The next year, however, there was some hope that with a new resident in the White House, the way might be open for the case to be heard by the Supreme Court. But in May 2009, Barack Obama’s solicitor general, Elena Kagan, recommended that the request for a hearing be denied, and the following month it was. How unfortunate. The five were, to be sure, guilty of being the unregistered agents of a foreign power. But if that was their only crime (as it almost certainly was), they could have served out their sentences long ago and been back with their families. Instead, all have now been imprisoned for some twelve years under trying conditions. In all that time, for example, Gerardo Hernández and Rene Gonzalez have not been allowed a single visit from their wives. That is cruel and heartless punishment.
The case, meanwhile, has become something of an international cause célèbre, with widespread condemnation of the Miami court’s decision as arbitrary and unfair. That has been the expressed view of ten Nobel Prize winners, of hundreds of jurists, members of parliaments and various other organizations from all over the world, many of whom joined twelve amicus briefs asking the Supreme Court to review the case. And for the first time in history, the UN Human Rights Commission condemned the trial, noting that the Miami court could not possibly have enjoyed "the objectivity and impartiality that is required in order to conform to the standards of a fair trial."

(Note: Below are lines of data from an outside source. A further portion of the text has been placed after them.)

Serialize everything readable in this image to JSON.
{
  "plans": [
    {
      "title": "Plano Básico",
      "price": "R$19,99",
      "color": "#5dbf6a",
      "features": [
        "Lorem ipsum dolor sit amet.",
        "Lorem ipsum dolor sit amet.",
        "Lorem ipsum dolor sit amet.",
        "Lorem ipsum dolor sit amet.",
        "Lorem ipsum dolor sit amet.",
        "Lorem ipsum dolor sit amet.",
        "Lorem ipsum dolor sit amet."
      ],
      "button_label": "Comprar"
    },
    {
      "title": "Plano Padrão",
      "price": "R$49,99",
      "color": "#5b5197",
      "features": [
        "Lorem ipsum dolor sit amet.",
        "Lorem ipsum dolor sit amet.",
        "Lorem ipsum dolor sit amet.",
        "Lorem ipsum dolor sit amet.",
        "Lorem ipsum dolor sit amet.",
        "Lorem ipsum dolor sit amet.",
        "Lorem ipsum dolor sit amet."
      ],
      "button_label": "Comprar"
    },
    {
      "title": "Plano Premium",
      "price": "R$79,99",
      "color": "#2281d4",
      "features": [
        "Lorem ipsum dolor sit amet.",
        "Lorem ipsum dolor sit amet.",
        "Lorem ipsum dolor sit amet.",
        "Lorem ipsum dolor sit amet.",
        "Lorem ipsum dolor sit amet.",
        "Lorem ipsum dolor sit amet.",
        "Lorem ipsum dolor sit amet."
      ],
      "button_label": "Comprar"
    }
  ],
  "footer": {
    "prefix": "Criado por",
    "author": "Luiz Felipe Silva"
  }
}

The pain and anguish of the five and their families need not go on for yet more interminable years. Nor must the continuing damage to the US image. There is a near-term solution in which all sides could come out ahead: President Obama has the right, constitutionally, to commute the sentences. That may appear unlikely, given his solicitor general’s recommendation last year against a Supreme Court hearing. But given that there was never any evidence with which to convict the five, and given that bringing about the release of Cuban political prisoners has always been a US objective, the president should commute the sentences forthwith. The way would then be open to release them and allow them to return to Cuba. If that were to happen, the Cuban government should respond by releasing most of its remaining political prisoners—with the exact number and the disposition of those released to be agreed upon. Neither government would suffer any adverse consequences from such a reciprocal release. On the contrary, both would be applauded and their international images enhanced.
And for good measure, the case of Alan Gross, the American citizen arrested last December in Cuba and suspected of subversive activities, should be included. The Cubans should release him—and Washington could encourage that by formally suspending any further programs "to promote democracy in Cuba" that do not follow normal diplomatic protocol and have host country authorization.